U.S. equities posted their third weekly decline of 2019 as troubling data from two of Europe’s largest economies rekindled concern about a global slowdown and eroded optimism that the Federal Reserve’s dovish tilt could help prolong the bull market.
The Standard & Poor’s 500-stock index fell 0.8 percent in the five days, with financial stocks leading the way down as 10-year Treasury yields sank to the lowest in more than a year. The Dow Jones industrial average declined 1.3 percent to 25,502. The Nasdaq 100 index gained 0.3 percent, buoyed by a rally in chipmakers including Micron Technology and Advanced Micro Devices.
Stocks resumed this year’s upward charge on Thursday, a day after Fed policymakers said they had no plans to raise interest rates in 2019. The dovish lurch drove the S&P 500 to a five month-high and within 2.6 percent of its September record. That was followed by the biggest one-day plunge since January after weak economic data from Germany and France renewed worries about global growth.
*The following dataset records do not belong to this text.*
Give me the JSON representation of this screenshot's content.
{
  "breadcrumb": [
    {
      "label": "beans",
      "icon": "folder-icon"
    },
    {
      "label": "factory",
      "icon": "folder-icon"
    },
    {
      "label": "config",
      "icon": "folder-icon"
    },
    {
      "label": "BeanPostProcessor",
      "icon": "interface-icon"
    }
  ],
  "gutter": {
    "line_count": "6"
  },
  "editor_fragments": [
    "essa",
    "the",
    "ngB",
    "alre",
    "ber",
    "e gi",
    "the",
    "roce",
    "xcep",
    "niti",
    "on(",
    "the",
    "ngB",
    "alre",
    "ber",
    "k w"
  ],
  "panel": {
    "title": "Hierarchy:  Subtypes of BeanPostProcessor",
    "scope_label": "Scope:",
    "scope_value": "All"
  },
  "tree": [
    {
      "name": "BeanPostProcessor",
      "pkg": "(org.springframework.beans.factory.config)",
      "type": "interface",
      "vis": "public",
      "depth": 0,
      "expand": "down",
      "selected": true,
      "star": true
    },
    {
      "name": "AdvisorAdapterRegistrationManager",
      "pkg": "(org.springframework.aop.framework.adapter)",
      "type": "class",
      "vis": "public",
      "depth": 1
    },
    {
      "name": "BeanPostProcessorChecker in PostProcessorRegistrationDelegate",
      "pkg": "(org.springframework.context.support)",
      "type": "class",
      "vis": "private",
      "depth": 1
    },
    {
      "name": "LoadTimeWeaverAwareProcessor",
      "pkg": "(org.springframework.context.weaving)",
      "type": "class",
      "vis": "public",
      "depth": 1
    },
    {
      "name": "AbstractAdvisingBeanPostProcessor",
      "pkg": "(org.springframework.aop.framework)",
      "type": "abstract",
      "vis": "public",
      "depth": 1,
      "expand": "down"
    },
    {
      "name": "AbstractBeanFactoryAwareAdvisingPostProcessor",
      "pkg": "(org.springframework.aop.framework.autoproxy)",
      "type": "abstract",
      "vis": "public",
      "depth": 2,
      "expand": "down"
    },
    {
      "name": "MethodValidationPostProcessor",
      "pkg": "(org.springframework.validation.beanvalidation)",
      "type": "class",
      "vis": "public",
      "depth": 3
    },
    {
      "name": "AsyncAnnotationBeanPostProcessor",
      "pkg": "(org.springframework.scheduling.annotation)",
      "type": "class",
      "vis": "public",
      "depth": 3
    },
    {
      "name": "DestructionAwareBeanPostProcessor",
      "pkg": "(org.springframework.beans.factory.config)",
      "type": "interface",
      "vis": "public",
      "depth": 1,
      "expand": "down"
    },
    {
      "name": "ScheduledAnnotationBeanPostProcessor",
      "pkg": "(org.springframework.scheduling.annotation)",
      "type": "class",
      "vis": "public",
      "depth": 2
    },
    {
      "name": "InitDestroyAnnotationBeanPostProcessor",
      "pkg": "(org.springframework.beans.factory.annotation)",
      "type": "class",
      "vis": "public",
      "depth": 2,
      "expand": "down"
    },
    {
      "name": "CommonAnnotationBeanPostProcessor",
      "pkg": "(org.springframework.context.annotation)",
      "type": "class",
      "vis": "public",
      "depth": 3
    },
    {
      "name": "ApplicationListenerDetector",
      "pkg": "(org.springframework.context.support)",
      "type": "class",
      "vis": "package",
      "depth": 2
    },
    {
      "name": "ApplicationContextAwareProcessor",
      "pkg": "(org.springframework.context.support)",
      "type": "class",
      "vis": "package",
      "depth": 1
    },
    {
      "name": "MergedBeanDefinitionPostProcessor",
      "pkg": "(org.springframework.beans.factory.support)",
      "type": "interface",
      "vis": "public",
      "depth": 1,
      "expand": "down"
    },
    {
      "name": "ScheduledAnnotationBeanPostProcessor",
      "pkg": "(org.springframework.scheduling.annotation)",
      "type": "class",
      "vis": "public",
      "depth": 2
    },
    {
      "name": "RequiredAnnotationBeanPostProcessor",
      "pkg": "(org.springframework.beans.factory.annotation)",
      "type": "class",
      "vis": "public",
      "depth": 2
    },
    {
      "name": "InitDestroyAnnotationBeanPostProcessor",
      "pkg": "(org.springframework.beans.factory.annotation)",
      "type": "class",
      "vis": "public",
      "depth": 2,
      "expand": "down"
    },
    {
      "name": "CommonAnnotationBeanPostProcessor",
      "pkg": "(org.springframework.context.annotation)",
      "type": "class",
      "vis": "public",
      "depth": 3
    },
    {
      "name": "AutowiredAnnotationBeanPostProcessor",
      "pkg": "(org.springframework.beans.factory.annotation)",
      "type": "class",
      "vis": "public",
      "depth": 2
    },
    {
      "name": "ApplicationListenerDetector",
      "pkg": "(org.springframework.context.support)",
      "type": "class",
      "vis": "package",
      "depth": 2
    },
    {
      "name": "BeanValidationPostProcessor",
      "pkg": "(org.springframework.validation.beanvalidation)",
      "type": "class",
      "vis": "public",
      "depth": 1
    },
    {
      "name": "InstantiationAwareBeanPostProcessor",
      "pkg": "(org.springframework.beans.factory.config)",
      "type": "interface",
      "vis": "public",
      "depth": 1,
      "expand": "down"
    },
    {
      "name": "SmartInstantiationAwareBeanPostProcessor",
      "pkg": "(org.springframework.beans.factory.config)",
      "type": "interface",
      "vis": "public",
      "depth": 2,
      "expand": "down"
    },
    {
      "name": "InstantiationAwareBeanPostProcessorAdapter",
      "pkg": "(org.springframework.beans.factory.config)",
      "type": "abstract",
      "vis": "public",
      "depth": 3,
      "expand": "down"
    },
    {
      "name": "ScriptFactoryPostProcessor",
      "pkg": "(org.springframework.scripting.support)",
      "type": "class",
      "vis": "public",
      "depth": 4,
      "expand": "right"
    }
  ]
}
Five of the S&P 500’s main 11 industry groups ended the week lower, with financial stocks falling 4.9 percent in their worst day of the year. Tiffany’s 6.9 percent rally stood out as the biggest gainer.
The Treasury will sell $48 billion of three-month bills and $39 billion of six-month bills Monday. They yielded 2.46 percent and 2.48 percent in when-issued trading.